Location: Egg Safety and Quality
Title: Enterobacteriaceae and Related Organisms Isolated from Shell Eggs Collected During Commercial Processing
Submitted to: Poultry Science
Publication Type: Peer Reviewed Journal
Publication Acceptance Date: December 27, 2007
Publication Date: June 1, 2008
Citation: Musgrove, M.T., Northcutt, J.K., Jones, D.R., Cox Jr, N.A., Harrison, M.A. 2008. Enterobacteriaceae and Related Organisms Isolated from Shell Eggs Collected During Commercial Processing. Poultry Science. 87:1211-1218.

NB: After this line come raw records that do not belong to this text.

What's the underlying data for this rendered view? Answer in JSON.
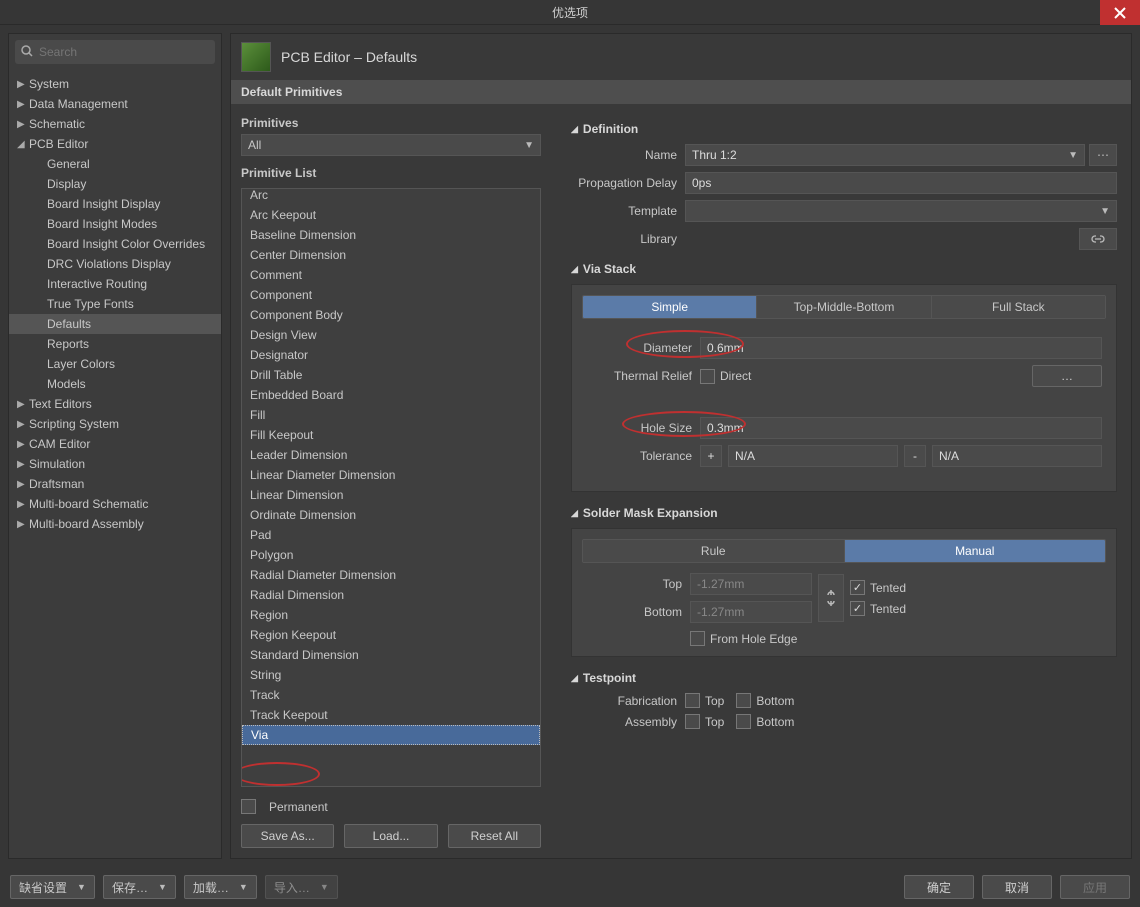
{
  "window": {
    "title": "优选项"
  },
  "search": {
    "placeholder": "Search"
  },
  "sidebar": {
    "items": [
      {
        "label": "System",
        "type": "parent",
        "arrow": "▶"
      },
      {
        "label": "Data Management",
        "type": "parent",
        "arrow": "▶"
      },
      {
        "label": "Schematic",
        "type": "parent",
        "arrow": "▶"
      },
      {
        "label": "PCB Editor",
        "type": "parent",
        "arrow": "◢"
      },
      {
        "label": "General",
        "type": "child"
      },
      {
        "label": "Display",
        "type": "child"
      },
      {
        "label": "Board Insight Display",
        "type": "child"
      },
      {
        "label": "Board Insight Modes",
        "type": "child"
      },
      {
        "label": "Board Insight Color Overrides",
        "type": "child"
      },
      {
        "label": "DRC Violations Display",
        "type": "child"
      },
      {
        "label": "Interactive Routing",
        "type": "child"
      },
      {
        "label": "True Type Fonts",
        "type": "child"
      },
      {
        "label": "Defaults",
        "type": "child",
        "selected": true
      },
      {
        "label": "Reports",
        "type": "child"
      },
      {
        "label": "Layer Colors",
        "type": "child"
      },
      {
        "label": "Models",
        "type": "child"
      },
      {
        "label": "Text Editors",
        "type": "parent",
        "arrow": "▶"
      },
      {
        "label": "Scripting System",
        "type": "parent",
        "arrow": "▶"
      },
      {
        "label": "CAM Editor",
        "type": "parent",
        "arrow": "▶"
      },
      {
        "label": "Simulation",
        "type": "parent",
        "arrow": "▶"
      },
      {
        "label": "Draftsman",
        "type": "parent",
        "arrow": "▶"
      },
      {
        "label": "Multi-board Schematic",
        "type": "parent",
        "arrow": "▶"
      },
      {
        "label": "Multi-board Assembly",
        "type": "parent",
        "arrow": "▶"
      }
    ]
  },
  "page": {
    "title": "PCB Editor – Defaults",
    "section": "Default Primitives"
  },
  "primitives": {
    "label": "Primitives",
    "filter": "All",
    "list_label": "Primitive List",
    "items": [
      "Arc",
      "Arc Keepout",
      "Baseline Dimension",
      "Center Dimension",
      "Comment",
      "Component",
      "Component Body",
      "Design View",
      "Designator",
      "Drill Table",
      "Embedded Board",
      "Fill",
      "Fill Keepout",
      "Leader Dimension",
      "Linear Diameter Dimension",
      "Linear Dimension",
      "Ordinate Dimension",
      "Pad",
      "Polygon",
      "Radial Diameter Dimension",
      "Radial Dimension",
      "Region",
      "Region Keepout",
      "Standard Dimension",
      "String",
      "Track",
      "Track Keepout",
      "Via"
    ],
    "selected": "Via",
    "permanent_label": "Permanent",
    "buttons": {
      "save": "Save As...",
      "load": "Load...",
      "reset": "Reset All"
    }
  },
  "definition": {
    "head": "Definition",
    "name_label": "Name",
    "name_value": "Thru 1:2",
    "prop_label": "Propagation Delay",
    "prop_value": "0ps",
    "tmpl_label": "Template",
    "tmpl_value": "",
    "lib_label": "Library"
  },
  "via_stack": {
    "head": "Via Stack",
    "tabs": [
      "Simple",
      "Top-Middle-Bottom",
      "Full Stack"
    ],
    "active": 0,
    "diameter_label": "Diameter",
    "diameter_value": "0.6mm",
    "thermal_label": "Thermal Relief",
    "direct_label": "Direct",
    "more": "…",
    "hole_label": "Hole Size",
    "hole_value": "0.3mm",
    "tol_label": "Tolerance",
    "tol_plus": "+",
    "tol_minus": "-",
    "tol_na": "N/A"
  },
  "solder": {
    "head": "Solder Mask Expansion",
    "tabs": [
      "Rule",
      "Manual"
    ],
    "active": 1,
    "top_label": "Top",
    "top_value": "-1.27mm",
    "bottom_label": "Bottom",
    "bottom_value": "-1.27mm",
    "tented": "Tented",
    "from_hole": "From Hole Edge"
  },
  "testpoint": {
    "head": "Testpoint",
    "fab_label": "Fabrication",
    "asm_label": "Assembly",
    "top": "Top",
    "bottom": "Bottom"
  },
  "footer": {
    "defaults": "缺省设置",
    "save": "保存…",
    "load": "加载…",
    "import": "导入…",
    "ok": "确定",
    "cancel": "取消",
    "apply": "应用"
  }
}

Interpretive Summary: Little information has been generated about the number of genera and species of bacteria that can be recovered from egg shells. A survey was conducted at three different shell egg processing facilities. In all three plants there were significantly higher proportions of bacterial species recovered from eggshells before eggs were washed (70-83%) compared to after they were washed and packed (5-11%). It was also determined that aquatic genera such as Aeromonas, Vibrio, and Listonella persisted on washed eggs despite a low overall prevalence. Typical spoilage organisms such as Pseudomonas, Sphingobacterium and Chryseomonas were removed. Escherichia and Enterobacter were the most common genera recovered. This information will be used by researchers exploring better means of sanitation and processing efficacy so that retail shell eggs will be delivered to consumers with an even smaller risk of being involved in sporadic or outbreaks of egg-borne disease.

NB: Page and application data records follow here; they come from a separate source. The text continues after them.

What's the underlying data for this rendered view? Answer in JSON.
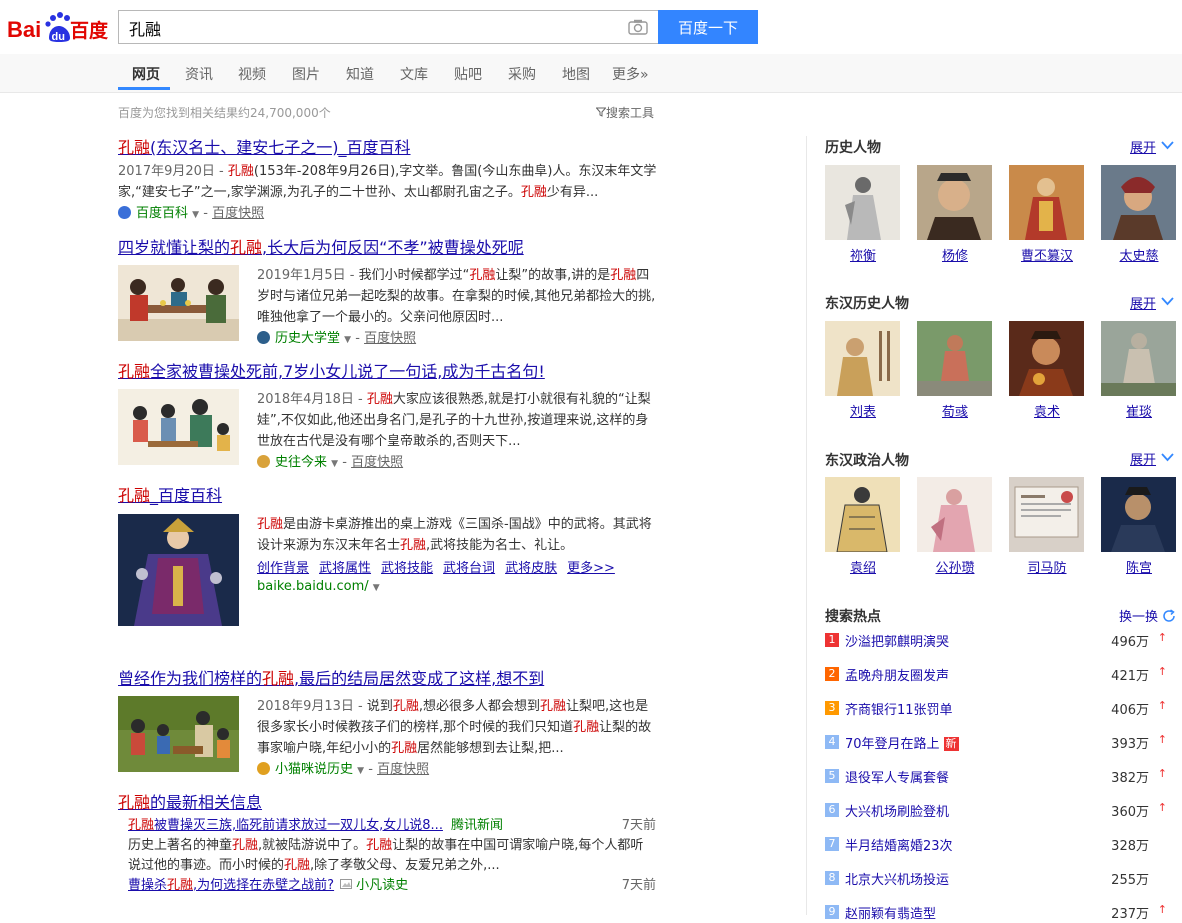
{
  "logo": {
    "bai": "Bai",
    "du": "du",
    "baidu_cn": "百度"
  },
  "search": {
    "query": "孔融",
    "button": "百度一下"
  },
  "nav": [
    "网页",
    "资讯",
    "视频",
    "图片",
    "知道",
    "文库",
    "贴吧",
    "采购",
    "地图",
    "更多»"
  ],
  "result_count": "百度为您找到相关结果约24,700,000个",
  "search_tools": "搜索工具",
  "results": [
    {
      "title_hl": "孔融",
      "title_rest": "(东汉名士、建安七子之一)_百度百科",
      "date": "2017年9月20日 - ",
      "abs_parts": [
        "",
        "孔融",
        "(153年-208年9月26日),字文举。鲁国(今山东曲阜)人。东汉末年文学家,“建安七子”之一,家学渊源,为孔子的二十世孙、太山都尉孔宙之子。",
        "孔融",
        "少有异..."
      ],
      "source": "百度百科",
      "snapshot": "百度快照"
    },
    {
      "title_pre": "四岁就懂让梨的",
      "title_hl": "孔融",
      "title_rest": ",长大后为何反因“不孝”被曹操处死呢",
      "date": "2019年1月5日 - ",
      "abs_parts": [
        "我们小时候都学过“",
        "孔融",
        "让梨”的故事,讲的是",
        "孔融",
        "四岁时与诸位兄弟一起吃梨的故事。在拿梨的时候,其他兄弟都捡大的挑,唯独他拿了一个最小的。父亲问他原因时..."
      ],
      "source": "历史大学堂",
      "snapshot": "百度快照"
    },
    {
      "title_hl": "孔融",
      "title_rest": "全家被曹操处死前,7岁小女儿说了一句话,成为千古名句!",
      "date": "2018年4月18日 - ",
      "abs_parts": [
        "",
        "孔融",
        "大家应该很熟悉,就是打小就很有礼貌的“让梨娃”,不仅如此,他还出身名门,是孔子的十九世孙,按道理来说,这样的身世放在古代是没有哪个皇帝敢杀的,否则天下..."
      ],
      "source": "史往今来",
      "snapshot": "百度快照"
    },
    {
      "title_hl": "孔融",
      "title_rest": "_百度百科",
      "abs_parts": [
        "",
        "孔融",
        "是由游卡桌游推出的桌上游戏《三国杀-国战》中的武将。其武将设计来源为东汉末年名士",
        "孔融",
        ",武将技能为名士、礼让。"
      ],
      "links": [
        "创作背景",
        "武将属性",
        "武将技能",
        "武将台词",
        "武将皮肤",
        "更多>>"
      ],
      "url": "baike.baidu.com/"
    },
    {
      "title_pre": "曾经作为我们榜样的",
      "title_hl": "孔融",
      "title_rest": ",最后的结局居然变成了这样,想不到",
      "date": "2018年9月13日 - ",
      "abs_parts": [
        "说到",
        "孔融",
        ",想必很多人都会想到",
        "孔融",
        "让梨吧,这也是很多家长小时候教孩子们的榜样,那个时候的我们只知道",
        "孔融",
        "让梨的故事家喻户晓,年纪小小的",
        "孔融",
        "居然能够想到去让梨,把..."
      ],
      "source": "小猫咪说历史",
      "snapshot": "百度快照"
    }
  ],
  "news": {
    "title_hl": "孔融",
    "title_rest": "的最新相关信息",
    "items": [
      {
        "title_hl": "孔融",
        "title_rest": "被曹操灭三族,临死前请求放过一双儿女,女儿说8...",
        "source": "腾讯新闻",
        "date": "7天前"
      },
      {
        "title_pre": "曹操杀",
        "title_hl": "孔融",
        "title_rest": ",为何选择在赤壁之战前?",
        "source": "小凡读史",
        "date": "7天前"
      }
    ],
    "abs_parts": [
      "历史上著名的神童",
      "孔融",
      ",就被陆游说中了。",
      "孔融",
      "让梨的故事在中国可谓家喻户晓,每个人都听说过他的事迹。而小时候的",
      "孔融",
      ",除了孝敬父母、友爱兄弟之外,..."
    ]
  },
  "sidebar": {
    "expand_label": "展开",
    "sections": [
      {
        "title": "历史人物",
        "people": [
          "祢衡",
          "杨修",
          "曹丕篡汉",
          "太史慈"
        ]
      },
      {
        "title": "东汉历史人物",
        "people": [
          "刘表",
          "荀彧",
          "袁术",
          "崔琰"
        ]
      },
      {
        "title": "东汉政治人物",
        "people": [
          "袁绍",
          "公孙瓒",
          "司马防",
          "陈宫"
        ]
      }
    ],
    "hot": {
      "title": "搜索热点",
      "refresh": "换一换",
      "new_badge": "新",
      "items": [
        {
          "rank": "1",
          "title": "沙溢把郭麒明演哭",
          "count": "496万",
          "up": true
        },
        {
          "rank": "2",
          "title": "孟晚舟朋友圈发声",
          "count": "421万",
          "up": true
        },
        {
          "rank": "3",
          "title": "齐商银行11张罚单",
          "count": "406万",
          "up": true
        },
        {
          "rank": "4",
          "title": "70年登月在路上",
          "count": "393万",
          "up": true,
          "new": true
        },
        {
          "rank": "5",
          "title": "退役军人专属套餐",
          "count": "382万",
          "up": true
        },
        {
          "rank": "6",
          "title": "大兴机场刷脸登机",
          "count": "360万",
          "up": true
        },
        {
          "rank": "7",
          "title": "半月结婚离婚23次",
          "count": "328万",
          "up": false
        },
        {
          "rank": "8",
          "title": "北京大兴机场投运",
          "count": "255万",
          "up": false
        },
        {
          "rank": "9",
          "title": "赵丽颖有翡造型",
          "count": "237万",
          "up": true
        }
      ]
    }
  },
  "colors": {
    "accent": "#3385ff",
    "link": "#1a0dab",
    "highlight": "#cc0000",
    "source": "#008000",
    "rank_top1": "#e33",
    "rank_top2": "#f60",
    "rank_top3": "#f90",
    "rank_other": "#8eb9f5"
  }
}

In the United States, commercial shell eggs are washed and graded prior to retail. Since passage of the Egg Products Inspection Act in 1971, processing guidelines have been set to ensure that external and internal characteristics are maintained. However, less is known about how commercial processing affects the safety of shell eggs. In order to identify enteric bacteria entering plants and persisting throughout processing, eggs were collected from three U.S. commercial shell egg processing plants on three separate visits. On each plant visit, 12 eggs were collected from each of 12 sites along the processing line: accumulator, pre-wash rinse, 1st washer, 2nd washer, sanitizer rinse, dryer, oiler, check detection/scales, 2 egg grader packer head lanes, re-wash belt entrance, and re-wash belt exit. Each egg was sampled by a rinse technique and rinsate was plated onto violet red bile glucose agar with overlay for the detection and enumeration of Enterobacteriaceae. From each plate, up to five colonies were randomly selected and isolated for identification to genus or species using biochemical tests. Several genera and species were detected at each of the three plants. Sites from which the greatest numbers of isolates were identified were those collected from eggs during pre-processing (accumulator, pre-wash rinse) or eggs judged as dirty (re-wash belt entrance or exit). Sites yielding the smallest number of isolates were those during or at the end of processing. Escherichia coli and Enterobacter spp. were isolated from each of the nine plant visits. Other genera isolated from at least one of the three plants included Cedecea, Citrobacter, Erwinia, Hafnia, Klebsiella, Kluyvera, Leclercia, Morganella, Proteus, Providencia, Rahnella, Salmonella, and Serratia. Non-Enterobacteriaceae isolated and identified included Aeromonas, Chryseomonas, Listonella, Pseudomonas, Sphingobacterium, Vibrio, and Xanthomonas. All of the genera and species were recovered less frequently from fully processed eggs than from unwashed eggs, indicating that shell eggs are less contaminated with bacteria as a result of commercial washing procedures.